tirsdag 26. april 2022

How Russia and China Use Disinformation to Justify Internment Camps

After failing to conquer Ukraine's capital city of Kyiv, Russia has turned its focus toward the east of the country, staging an offensive campaign against the strategically significant city of Mariupol, which lies between Russian-annexed Crimea and the contested Donbas region. Part of Russia's strategy to exert dominance in this region has allegedly been to remove potential combatants from the area. Petro Andryushchenko, an advisor to the mayor of Mariupol, posted on Telegram that Vladimir Putin's forces have removed roughly 27,000 people from the area and forcibly placed them in "filtration camps."

In its past wars with Chechnya in the mid-1990s and early 2000s, Russian forces placed Chechens in mass internment centers, which they refer to as "filtration camps," where the U.S. State Department says the Russians "beat, tortured and executed" detainees.

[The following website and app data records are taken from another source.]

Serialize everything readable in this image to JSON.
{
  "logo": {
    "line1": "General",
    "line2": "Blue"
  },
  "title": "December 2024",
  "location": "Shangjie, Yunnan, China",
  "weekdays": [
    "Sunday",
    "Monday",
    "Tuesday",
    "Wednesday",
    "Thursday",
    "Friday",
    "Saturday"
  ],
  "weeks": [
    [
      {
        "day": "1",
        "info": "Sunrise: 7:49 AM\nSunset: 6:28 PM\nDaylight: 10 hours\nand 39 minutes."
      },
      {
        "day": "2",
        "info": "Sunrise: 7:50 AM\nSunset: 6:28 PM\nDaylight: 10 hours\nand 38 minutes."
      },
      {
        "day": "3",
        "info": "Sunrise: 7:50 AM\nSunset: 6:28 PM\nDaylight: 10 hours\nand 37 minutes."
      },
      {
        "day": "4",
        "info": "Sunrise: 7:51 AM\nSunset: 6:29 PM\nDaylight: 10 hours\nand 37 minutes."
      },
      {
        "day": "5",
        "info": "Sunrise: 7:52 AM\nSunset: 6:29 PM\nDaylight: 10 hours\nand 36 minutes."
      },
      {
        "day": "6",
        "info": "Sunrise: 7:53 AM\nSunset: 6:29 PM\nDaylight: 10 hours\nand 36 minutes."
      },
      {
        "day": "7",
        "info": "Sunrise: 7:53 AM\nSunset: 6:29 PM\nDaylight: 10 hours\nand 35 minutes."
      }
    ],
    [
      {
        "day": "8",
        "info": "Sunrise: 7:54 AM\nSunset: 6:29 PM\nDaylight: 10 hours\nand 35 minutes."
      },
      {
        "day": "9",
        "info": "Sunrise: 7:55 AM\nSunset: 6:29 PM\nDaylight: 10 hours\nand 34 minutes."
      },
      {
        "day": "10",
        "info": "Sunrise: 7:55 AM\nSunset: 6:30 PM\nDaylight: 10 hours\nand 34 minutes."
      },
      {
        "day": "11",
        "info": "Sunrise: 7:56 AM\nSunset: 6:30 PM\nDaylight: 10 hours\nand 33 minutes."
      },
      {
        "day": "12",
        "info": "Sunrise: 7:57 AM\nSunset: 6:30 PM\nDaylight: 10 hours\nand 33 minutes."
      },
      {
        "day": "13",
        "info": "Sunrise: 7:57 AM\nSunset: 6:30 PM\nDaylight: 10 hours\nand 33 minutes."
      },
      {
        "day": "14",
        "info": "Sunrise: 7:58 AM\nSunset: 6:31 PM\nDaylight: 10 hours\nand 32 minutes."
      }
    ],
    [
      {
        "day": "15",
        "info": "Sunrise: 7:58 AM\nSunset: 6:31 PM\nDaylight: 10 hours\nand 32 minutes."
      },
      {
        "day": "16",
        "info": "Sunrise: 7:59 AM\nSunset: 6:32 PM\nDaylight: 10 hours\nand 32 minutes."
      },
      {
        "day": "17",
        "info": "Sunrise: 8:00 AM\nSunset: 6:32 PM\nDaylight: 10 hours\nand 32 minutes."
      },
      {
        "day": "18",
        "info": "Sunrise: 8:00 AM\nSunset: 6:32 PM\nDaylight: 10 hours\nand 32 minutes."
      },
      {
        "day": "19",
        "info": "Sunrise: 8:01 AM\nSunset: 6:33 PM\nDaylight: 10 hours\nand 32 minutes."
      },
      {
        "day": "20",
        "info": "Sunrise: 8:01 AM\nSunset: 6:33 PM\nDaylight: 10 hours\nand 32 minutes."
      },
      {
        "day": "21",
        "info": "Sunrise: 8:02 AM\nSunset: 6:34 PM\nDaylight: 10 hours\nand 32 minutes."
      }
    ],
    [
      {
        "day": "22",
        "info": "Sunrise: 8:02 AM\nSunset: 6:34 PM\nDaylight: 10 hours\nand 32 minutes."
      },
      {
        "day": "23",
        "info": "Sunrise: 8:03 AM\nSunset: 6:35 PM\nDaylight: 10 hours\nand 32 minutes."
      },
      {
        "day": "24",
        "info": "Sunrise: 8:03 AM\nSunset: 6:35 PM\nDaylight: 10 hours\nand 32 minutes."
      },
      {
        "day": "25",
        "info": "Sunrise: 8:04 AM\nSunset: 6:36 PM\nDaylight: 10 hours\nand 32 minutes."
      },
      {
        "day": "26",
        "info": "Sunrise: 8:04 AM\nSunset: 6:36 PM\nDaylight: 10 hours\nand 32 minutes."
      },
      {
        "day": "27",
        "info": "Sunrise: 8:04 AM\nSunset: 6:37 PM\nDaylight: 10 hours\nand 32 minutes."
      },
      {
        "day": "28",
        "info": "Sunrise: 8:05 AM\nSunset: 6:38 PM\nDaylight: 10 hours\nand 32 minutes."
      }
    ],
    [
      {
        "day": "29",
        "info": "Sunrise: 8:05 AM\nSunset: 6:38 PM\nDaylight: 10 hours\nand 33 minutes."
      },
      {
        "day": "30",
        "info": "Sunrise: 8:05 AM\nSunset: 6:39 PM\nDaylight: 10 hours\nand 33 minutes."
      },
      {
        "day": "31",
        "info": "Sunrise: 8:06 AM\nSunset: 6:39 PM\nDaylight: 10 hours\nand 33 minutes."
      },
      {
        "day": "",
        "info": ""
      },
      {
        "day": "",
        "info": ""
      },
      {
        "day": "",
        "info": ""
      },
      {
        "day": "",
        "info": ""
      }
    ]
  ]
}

In response to recent events, Kremlin spokesperson Dmitry Peskov has denied the allegations, saying "such reports are lies." This represents the doubling down of a previous stance offered in late March by state authorities when they said that the almost 420,000 people evacuated from Ukraine at the time were transported to Russia for their own safety.